§ EXERCISE BRIEF
All the data should come back exactly as it was given.

§ DATA UNDER STUDY
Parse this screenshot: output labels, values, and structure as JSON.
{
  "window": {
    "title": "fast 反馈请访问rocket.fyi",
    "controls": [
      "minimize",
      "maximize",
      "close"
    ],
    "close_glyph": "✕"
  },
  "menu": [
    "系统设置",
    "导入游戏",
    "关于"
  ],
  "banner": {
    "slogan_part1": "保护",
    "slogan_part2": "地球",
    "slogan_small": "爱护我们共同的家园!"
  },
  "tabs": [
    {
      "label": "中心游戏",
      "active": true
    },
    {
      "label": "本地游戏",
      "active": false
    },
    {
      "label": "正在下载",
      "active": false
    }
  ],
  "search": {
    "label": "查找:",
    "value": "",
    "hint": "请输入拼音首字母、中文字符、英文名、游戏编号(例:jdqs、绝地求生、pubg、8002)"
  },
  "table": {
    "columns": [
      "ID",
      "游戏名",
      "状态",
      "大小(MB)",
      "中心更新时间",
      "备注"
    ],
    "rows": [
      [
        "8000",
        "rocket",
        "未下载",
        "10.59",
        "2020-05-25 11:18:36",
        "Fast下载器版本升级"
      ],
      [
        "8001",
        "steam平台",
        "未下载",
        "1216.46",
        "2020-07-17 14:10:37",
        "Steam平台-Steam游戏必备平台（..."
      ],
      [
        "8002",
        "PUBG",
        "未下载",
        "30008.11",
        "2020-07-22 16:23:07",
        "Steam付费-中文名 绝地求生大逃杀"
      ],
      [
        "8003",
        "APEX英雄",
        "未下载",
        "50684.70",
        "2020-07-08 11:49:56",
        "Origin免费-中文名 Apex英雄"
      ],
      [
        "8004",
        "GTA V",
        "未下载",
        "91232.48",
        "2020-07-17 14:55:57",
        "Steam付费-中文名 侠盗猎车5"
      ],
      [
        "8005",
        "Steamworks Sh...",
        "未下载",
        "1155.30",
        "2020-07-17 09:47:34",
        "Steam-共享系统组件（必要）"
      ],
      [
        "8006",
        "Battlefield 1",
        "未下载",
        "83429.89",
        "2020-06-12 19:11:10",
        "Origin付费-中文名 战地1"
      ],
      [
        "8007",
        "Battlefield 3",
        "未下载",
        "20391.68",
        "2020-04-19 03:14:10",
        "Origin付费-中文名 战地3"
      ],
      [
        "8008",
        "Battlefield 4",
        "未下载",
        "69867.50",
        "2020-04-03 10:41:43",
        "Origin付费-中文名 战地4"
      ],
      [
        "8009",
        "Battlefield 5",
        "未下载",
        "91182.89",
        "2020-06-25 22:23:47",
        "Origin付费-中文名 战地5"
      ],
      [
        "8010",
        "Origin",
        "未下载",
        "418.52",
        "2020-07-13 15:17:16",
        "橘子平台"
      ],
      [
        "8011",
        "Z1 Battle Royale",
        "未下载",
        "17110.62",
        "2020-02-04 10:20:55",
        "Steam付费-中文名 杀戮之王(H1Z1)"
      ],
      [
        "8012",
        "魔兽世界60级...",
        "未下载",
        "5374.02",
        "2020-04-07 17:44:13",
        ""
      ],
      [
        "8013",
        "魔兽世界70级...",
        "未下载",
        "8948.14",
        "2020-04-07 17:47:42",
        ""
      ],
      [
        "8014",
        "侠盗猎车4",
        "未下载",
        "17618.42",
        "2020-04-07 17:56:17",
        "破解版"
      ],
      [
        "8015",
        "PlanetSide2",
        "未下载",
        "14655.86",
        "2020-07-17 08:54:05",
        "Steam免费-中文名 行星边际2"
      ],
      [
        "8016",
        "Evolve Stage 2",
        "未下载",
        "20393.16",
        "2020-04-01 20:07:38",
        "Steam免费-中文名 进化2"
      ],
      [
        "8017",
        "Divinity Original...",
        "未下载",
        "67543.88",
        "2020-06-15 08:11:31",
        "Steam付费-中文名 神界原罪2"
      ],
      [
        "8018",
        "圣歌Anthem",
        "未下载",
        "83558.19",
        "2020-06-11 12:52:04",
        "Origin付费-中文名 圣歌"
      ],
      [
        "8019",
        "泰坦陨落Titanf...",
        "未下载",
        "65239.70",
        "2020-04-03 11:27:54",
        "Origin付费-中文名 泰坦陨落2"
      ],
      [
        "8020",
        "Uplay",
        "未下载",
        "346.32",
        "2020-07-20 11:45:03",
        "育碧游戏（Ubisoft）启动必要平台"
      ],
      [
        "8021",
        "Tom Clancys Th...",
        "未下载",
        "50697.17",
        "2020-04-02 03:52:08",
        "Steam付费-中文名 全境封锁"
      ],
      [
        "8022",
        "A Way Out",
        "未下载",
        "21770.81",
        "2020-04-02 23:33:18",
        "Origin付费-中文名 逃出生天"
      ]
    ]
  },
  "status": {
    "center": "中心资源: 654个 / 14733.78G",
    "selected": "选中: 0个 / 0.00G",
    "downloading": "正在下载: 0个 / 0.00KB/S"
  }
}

§ SOLUTION TO THIS EXERCISE
Parse this screenshot: output labels, values, and structure as JSON.
{
  "window": {
    "title": "fast 反馈请访问rocket.fyi",
    "controls": [
      "minimize",
      "maximize",
      "close"
    ],
    "close_glyph": "✕"
  },
  "menu": [
    "系统设置",
    "导入游戏",
    "关于"
  ],
  "banner": {
    "slogan_part1": "保护",
    "slogan_part2": "地球",
    "slogan_small": "爱护我们共同的家园!"
  },
  "tabs": [
    {
      "label": "中心游戏",
      "active": true
    },
    {
      "label": "本地游戏",
      "active": false
    },
    {
      "label": "正在下载",
      "active": false
    }
  ],
  "search": {
    "label": "查找:",
    "value": "",
    "hint": "请输入拼音首字母、中文字符、英文名、游戏编号(例:jdqs、绝地求生、pubg、8002)"
  },
  "table": {
    "columns": [
      "ID",
      "游戏名",
      "状态",
      "大小(MB)",
      "中心更新时间",
      "备注"
    ],
    "rows": [
      [
        "8000",
        "rocket",
        "未下载",
        "10.59",
        "2020-05-25 11:18:36",
        "Fast下载器版本升级"
      ],
      [
        "8001",
        "steam平台",
        "未下载",
        "1216.46",
        "2020-07-17 14:10:37",
        "Steam平台-Steam游戏必备平台（..."
      ],
      [
        "8002",
        "PUBG",
        "未下载",
        "30008.11",
        "2020-07-22 16:23:07",
        "Steam付费-中文名 绝地求生大逃杀"
      ],
      [
        "8003",
        "APEX英雄",
        "未下载",
        "50684.70",
        "2020-07-08 11:49:56",
        "Origin免费-中文名 Apex英雄"
      ],
      [
        "8004",
        "GTA V",
        "未下载",
        "91232.48",
        "2020-07-17 14:55:57",
        "Steam付费-中文名 侠盗猎车5"
      ],
      [
        "8005",
        "Steamworks Sh...",
        "未下载",
        "1155.30",
        "2020-07-17 09:47:34",
        "Steam-共享系统组件（必要）"
      ],
      [
        "8006",
        "Battlefield 1",
        "未下载",
        "83429.89",
        "2020-06-12 19:11:10",
        "Origin付费-中文名 战地1"
      ],
      [
        "8007",
        "Battlefield 3",
        "未下载",
        "20391.68",
        "2020-04-19 03:14:10",
        "Origin付费-中文名 战地3"
      ],
      [
        "8008",
        "Battlefield 4",
        "未下载",
        "69867.50",
        "2020-04-03 10:41:43",
        "Origin付费-中文名 战地4"
      ],
      [
        "8009",
        "Battlefield 5",
        "未下载",
        "91182.89",
        "2020-06-25 22:23:47",
        "Origin付费-中文名 战地5"
      ],
      [
        "8010",
        "Origin",
        "未下载",
        "418.52",
        "2020-07-13 15:17:16",
        "橘子平台"
      ],
      [
        "8011",
        "Z1 Battle Royale",
        "未下载",
        "17110.62",
        "2020-02-04 10:20:55",
        "Steam付费-中文名 杀戮之王(H1Z1)"
      ],
      [
        "8012",
        "魔兽世界60级...",
        "未下载",
        "5374.02",
        "2020-04-07 17:44:13",
        ""
      ],
      [
        "8013",
        "魔兽世界70级...",
        "未下载",
        "8948.14",
        "2020-04-07 17:47:42",
        ""
      ],
      [
        "8014",
        "侠盗猎车4",
        "未下载",
        "17618.42",
        "2020-04-07 17:56:17",
        "破解版"
      ],
      [
        "8015",
        "PlanetSide2",
        "未下载",
        "14655.86",
        "2020-07-17 08:54:05",
        "Steam免费-中文名 行星边际2"
      ],
      [
        "8016",
        "Evolve Stage 2",
        "未下载",
        "20393.16",
        "2020-04-01 20:07:38",
        "Steam免费-中文名 进化2"
      ],
      [
        "8017",
        "Divinity Original...",
        "未下载",
        "67543.88",
        "2020-06-15 08:11:31",
        "Steam付费-中文名 神界原罪2"
      ],
      [
        "8018",
        "圣歌Anthem",
        "未下载",
        "83558.19",
        "2020-06-11 12:52:04",
        "Origin付费-中文名 圣歌"
      ],
      [
        "8019",
        "泰坦陨落Titanf...",
        "未下载",
        "65239.70",
        "2020-04-03 11:27:54",
        "Origin付费-中文名 泰坦陨落2"
      ],
      [
        "8020",
        "Uplay",
        "未下载",
        "346.32",
        "2020-07-20 11:45:03",
        "育碧游戏（Ubisoft）启动必要平台"
      ],
      [
        "8021",
        "Tom Clancys Th...",
        "未下载",
        "50697.17",
        "2020-04-02 03:52:08",
        "Steam付费-中文名 全境封锁"
      ],
      [
        "8022",
        "A Way Out",
        "未下载",
        "21770.81",
        "2020-04-02 23:33:18",
        "Origin付费-中文名 逃出生天"
      ]
    ]
  },
  "status": {
    "center": "中心资源: 654个 / 14733.78G",
    "selected": "选中: 0个 / 0.00G",
    "downloading": "正在下载: 0个 / 0.00KB/S"
  }
}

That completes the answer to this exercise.